Exercise requirements: With the pictures excluded, output only the lines from the one containing "Decode this image" through the last line of the entries, unchanged.

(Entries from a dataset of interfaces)
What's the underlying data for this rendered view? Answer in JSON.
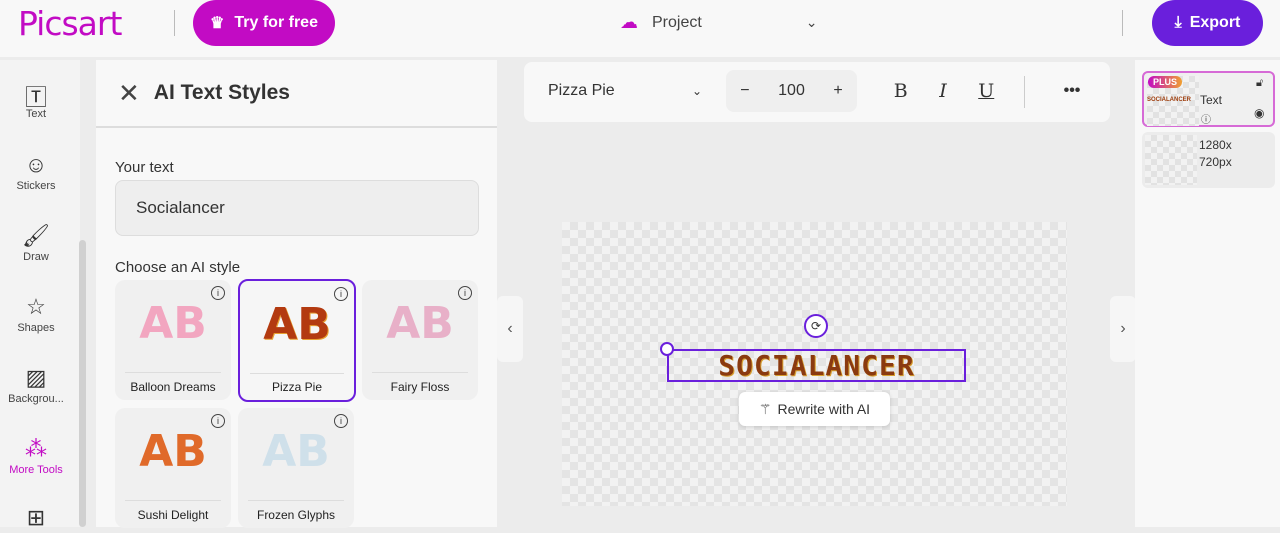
{
  "header": {
    "logo": "Picsart",
    "try_label": "Try for free",
    "project_label": "Project",
    "export_label": "Export"
  },
  "rail": {
    "items": [
      {
        "label": "Text",
        "icon": "text-icon"
      },
      {
        "label": "Stickers",
        "icon": "sticker-icon"
      },
      {
        "label": "Draw",
        "icon": "brush-icon"
      },
      {
        "label": "Shapes",
        "icon": "star-icon"
      },
      {
        "label": "Backgrou...",
        "icon": "background-icon"
      },
      {
        "label": "More Tools",
        "icon": "more-tools-icon"
      }
    ],
    "active_color": "#c20bc4"
  },
  "panel": {
    "title": "AI Text Styles",
    "your_text_label": "Your text",
    "text_value": "Socialancer",
    "choose_label": "Choose an AI style",
    "styles": [
      {
        "name": "Balloon Dreams",
        "preview": "AB",
        "selected": false
      },
      {
        "name": "Pizza Pie",
        "preview": "AB",
        "selected": true
      },
      {
        "name": "Fairy Floss",
        "preview": "AB",
        "selected": false
      },
      {
        "name": "Sushi Delight",
        "preview": "AB",
        "selected": false
      },
      {
        "name": "Frozen Glyphs",
        "preview": "AB",
        "selected": false
      }
    ]
  },
  "toolbar": {
    "font": "Pizza Pie",
    "size": "100",
    "bold": "B",
    "italic": "I",
    "underline": "U",
    "more": "•••"
  },
  "canvas": {
    "text": "SOCIALANCER",
    "rewrite_label": "Rewrite with AI"
  },
  "layers": [
    {
      "badge": "PLUS",
      "thumb_text": "SOCIALANCER",
      "label": "Text"
    },
    {
      "label1": "1280x",
      "label2": "720px"
    }
  ],
  "colors": {
    "brand": "#c20bc4",
    "accent": "#6a1fdc"
  }
}
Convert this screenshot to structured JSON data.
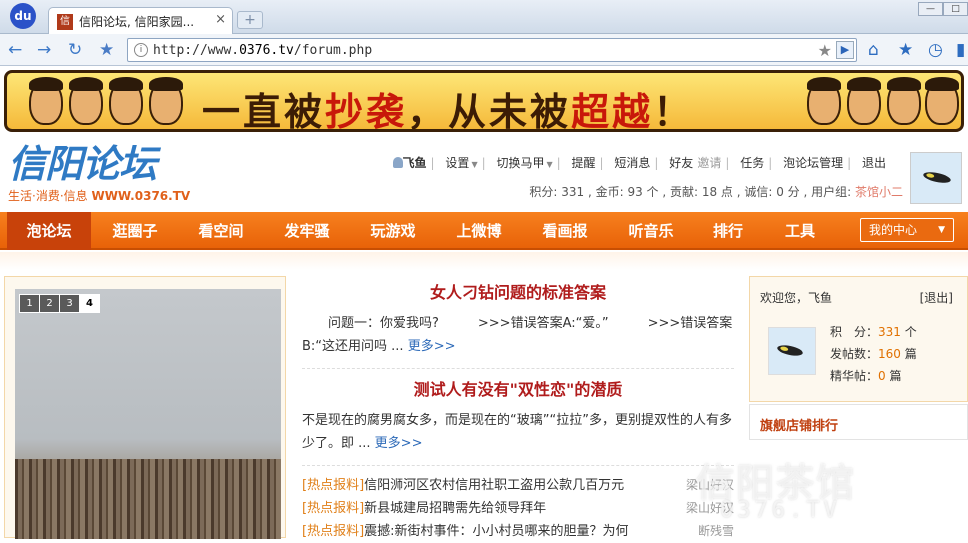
{
  "browser": {
    "logo": "du",
    "tab_title": "信阳论坛, 信阳家园...",
    "tab_favicon": "信",
    "url_prefix": "http://www.",
    "url_domain": "0376.tv",
    "url_path": "/forum.php"
  },
  "banner": {
    "text_a": "一直被",
    "text_hl1": "抄袭",
    "text_b": "，",
    "text_c": "从未被",
    "text_hl2": "超越",
    "text_d": "！"
  },
  "site": {
    "logo": "信阳论坛",
    "slogan_a": "生活·消费·信息 ",
    "slogan_url": "WWW.0376.TV"
  },
  "userbar": {
    "username": "飞鱼",
    "items": [
      "设置",
      "切换马甲",
      "提醒",
      "短消息",
      "好友",
      "邀请",
      "任务",
      "泡论坛管理",
      "退出"
    ]
  },
  "credits": {
    "text": "积分: 331 , 金币: 93 个 , 贡献: 18 点 , 诚信: 0 分 , 用户组: ",
    "group": "茶馆小二"
  },
  "mainnav": {
    "items": [
      "泡论坛",
      "逛圈子",
      "看空间",
      "发牢骚",
      "玩游戏",
      "上微博",
      "看画报",
      "听音乐",
      "排行",
      "工具"
    ],
    "mycenter": "我的中心"
  },
  "slider": {
    "pages": [
      "1",
      "2",
      "3",
      "4"
    ],
    "active": 4
  },
  "articles": [
    {
      "title": "女人刁钻问题的标准答案",
      "body": "问题一：你爱我吗?　　　>>>错误答案A:“爱。”　　　>>>错误答案B:“这还用问吗 ... ",
      "more": "更多>>"
    },
    {
      "title": "测试人有没有\"双性恋\"的潜质",
      "body": "不是现在的腐男腐女多，而是现在的“玻璃”“拉拉”多，更别提双性的人有多少了。即 ... ",
      "more": "更多>>"
    }
  ],
  "news": [
    {
      "tag": "[热点报料]",
      "title": "信阳浉河区农村信用社职工盗用公款几百万元",
      "author": "梁山好汉"
    },
    {
      "tag": "[热点报料]",
      "title": "新县城建局招聘需先给领导拜年",
      "author": "梁山好汉"
    },
    {
      "tag": "[热点报料]",
      "title": "震撼:新街村事件：小小村员哪来的胆量？为何",
      "author": "断残雪"
    }
  ],
  "profile": {
    "welcome": "欢迎您，飞鱼",
    "logout": "[退出]",
    "credits_label": "积　分：",
    "credits": "331",
    "credits_unit": " 个",
    "posts_label": "发帖数：",
    "posts": "160",
    "posts_unit": " 篇",
    "digest_label": "精华帖：",
    "digest": "0",
    "digest_unit": " 篇"
  },
  "shop": {
    "title": "旗舰店铺排行"
  },
  "watermark": {
    "line1": "信阳茶馆",
    "line2": "0376.TV"
  }
}
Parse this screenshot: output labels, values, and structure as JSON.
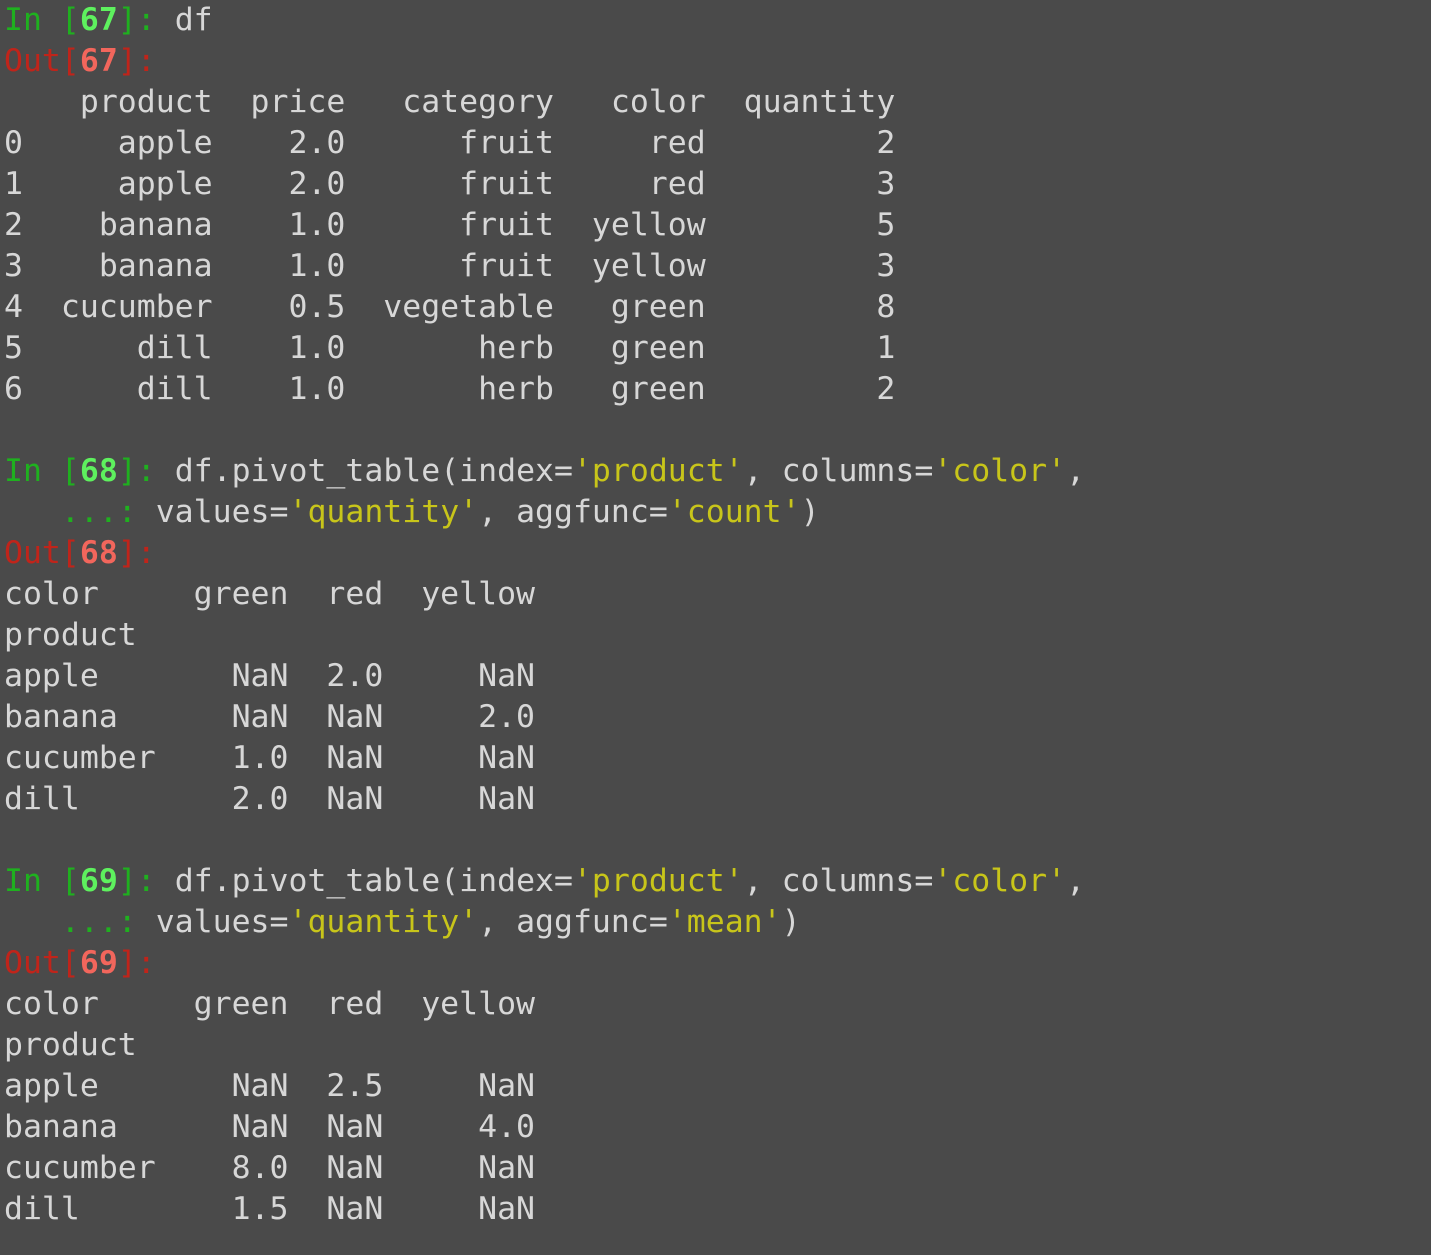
{
  "cells": [
    {
      "in_number": "67",
      "in_lines": [
        [
          {
            "t": "df",
            "k": "code"
          }
        ]
      ],
      "out_number": "67",
      "out_lines": [
        "    product  price   category   color  quantity",
        "0     apple    2.0      fruit     red         2",
        "1     apple    2.0      fruit     red         3",
        "2    banana    1.0      fruit  yellow         5",
        "3    banana    1.0      fruit  yellow         3",
        "4  cucumber    0.5  vegetable   green         8",
        "5      dill    1.0       herb   green         1",
        "6      dill    1.0       herb   green         2"
      ]
    },
    {
      "in_number": "68",
      "in_lines": [
        [
          {
            "t": "df.pivot_table(index=",
            "k": "code"
          },
          {
            "t": "'product'",
            "k": "str"
          },
          {
            "t": ", columns=",
            "k": "code"
          },
          {
            "t": "'color'",
            "k": "str"
          },
          {
            "t": ",",
            "k": "code"
          }
        ],
        [
          {
            "t": "values=",
            "k": "code"
          },
          {
            "t": "'quantity'",
            "k": "str"
          },
          {
            "t": ", aggfunc=",
            "k": "code"
          },
          {
            "t": "'count'",
            "k": "str"
          },
          {
            "t": ")",
            "k": "code"
          }
        ]
      ],
      "out_number": "68",
      "out_lines": [
        "color     green  red  yellow",
        "product",
        "apple       NaN  2.0     NaN",
        "banana      NaN  NaN     2.0",
        "cucumber    1.0  NaN     NaN",
        "dill        2.0  NaN     NaN"
      ]
    },
    {
      "in_number": "69",
      "in_lines": [
        [
          {
            "t": "df.pivot_table(index=",
            "k": "code"
          },
          {
            "t": "'product'",
            "k": "str"
          },
          {
            "t": ", columns=",
            "k": "code"
          },
          {
            "t": "'color'",
            "k": "str"
          },
          {
            "t": ",",
            "k": "code"
          }
        ],
        [
          {
            "t": "values=",
            "k": "code"
          },
          {
            "t": "'quantity'",
            "k": "str"
          },
          {
            "t": ", aggfunc=",
            "k": "code"
          },
          {
            "t": "'mean'",
            "k": "str"
          },
          {
            "t": ")",
            "k": "code"
          }
        ]
      ],
      "out_number": "69",
      "out_lines": [
        "color     green  red  yellow",
        "product",
        "apple       NaN  2.5     NaN",
        "banana      NaN  NaN     4.0",
        "cucumber    8.0  NaN     NaN",
        "dill        1.5  NaN     NaN"
      ]
    }
  ],
  "prompts": {
    "in_open": "In [",
    "in_close": "]: ",
    "out_open": "Out[",
    "out_close": "]:",
    "continuation": "   ...: "
  },
  "colors": {
    "background": "#4a4a4a",
    "text": "#d7d7d7",
    "in_prompt": "#1fb01f",
    "in_number": "#5ef15e",
    "out_prompt": "#c0241a",
    "out_number": "#f2665c",
    "string": "#c8c51a"
  }
}
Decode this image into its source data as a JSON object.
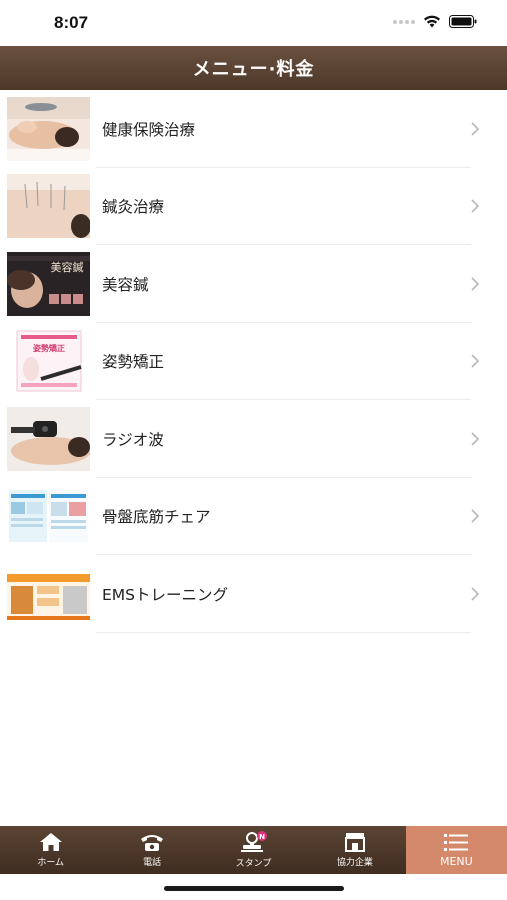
{
  "status_bar": {
    "time": "8:07"
  },
  "header": {
    "title": "メニュー·料金"
  },
  "menu": [
    {
      "label": "健康保険治療",
      "thumb_icon": "massage-photo"
    },
    {
      "label": "鍼灸治療",
      "thumb_icon": "acupuncture-photo"
    },
    {
      "label": "美容鍼",
      "thumb_icon": "beauty-acupuncture-flyer",
      "thumb_text": "美容鍼"
    },
    {
      "label": "姿勢矯正",
      "thumb_icon": "posture-correction-flyer",
      "thumb_text": "姿勢矯正"
    },
    {
      "label": "ラジオ波",
      "thumb_icon": "radio-wave-photo"
    },
    {
      "label": "骨盤底筋チェア",
      "thumb_icon": "pelvic-chair-brochure"
    },
    {
      "label": "EMSトレーニング",
      "thumb_icon": "ems-training-flyer"
    }
  ],
  "tabs": [
    {
      "label": "ホーム",
      "icon": "home-icon",
      "active": false
    },
    {
      "label": "電話",
      "icon": "phone-icon",
      "active": false
    },
    {
      "label": "スタンプ",
      "icon": "stamp-icon",
      "badge": "N",
      "active": false
    },
    {
      "label": "協力企業",
      "icon": "store-icon",
      "active": false
    },
    {
      "label": "MENU",
      "icon": "menu-icon",
      "active": true
    }
  ],
  "colors": {
    "header_brown": "#5c4434",
    "active_tab": "#d4896a",
    "badge_pink": "#e0307a"
  }
}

Written solution:
Decode this image into its source data as a JSON object.
{
  "status_bar": {
    "time": "8:07"
  },
  "header": {
    "title": "メニュー·料金"
  },
  "menu": [
    {
      "label": "健康保険治療",
      "thumb_icon": "massage-photo"
    },
    {
      "label": "鍼灸治療",
      "thumb_icon": "acupuncture-photo"
    },
    {
      "label": "美容鍼",
      "thumb_icon": "beauty-acupuncture-flyer",
      "thumb_text": "美容鍼"
    },
    {
      "label": "姿勢矯正",
      "thumb_icon": "posture-correction-flyer",
      "thumb_text": "姿勢矯正"
    },
    {
      "label": "ラジオ波",
      "thumb_icon": "radio-wave-photo"
    },
    {
      "label": "骨盤底筋チェア",
      "thumb_icon": "pelvic-chair-brochure"
    },
    {
      "label": "EMSトレーニング",
      "thumb_icon": "ems-training-flyer"
    }
  ],
  "tabs": [
    {
      "label": "ホーム",
      "icon": "home-icon",
      "active": false
    },
    {
      "label": "電話",
      "icon": "phone-icon",
      "active": false
    },
    {
      "label": "スタンプ",
      "icon": "stamp-icon",
      "badge": "N",
      "active": false
    },
    {
      "label": "協力企業",
      "icon": "store-icon",
      "active": false
    },
    {
      "label": "MENU",
      "icon": "menu-icon",
      "active": true
    }
  ],
  "colors": {
    "header_brown": "#5c4434",
    "active_tab": "#d4896a",
    "badge_pink": "#e0307a"
  }
}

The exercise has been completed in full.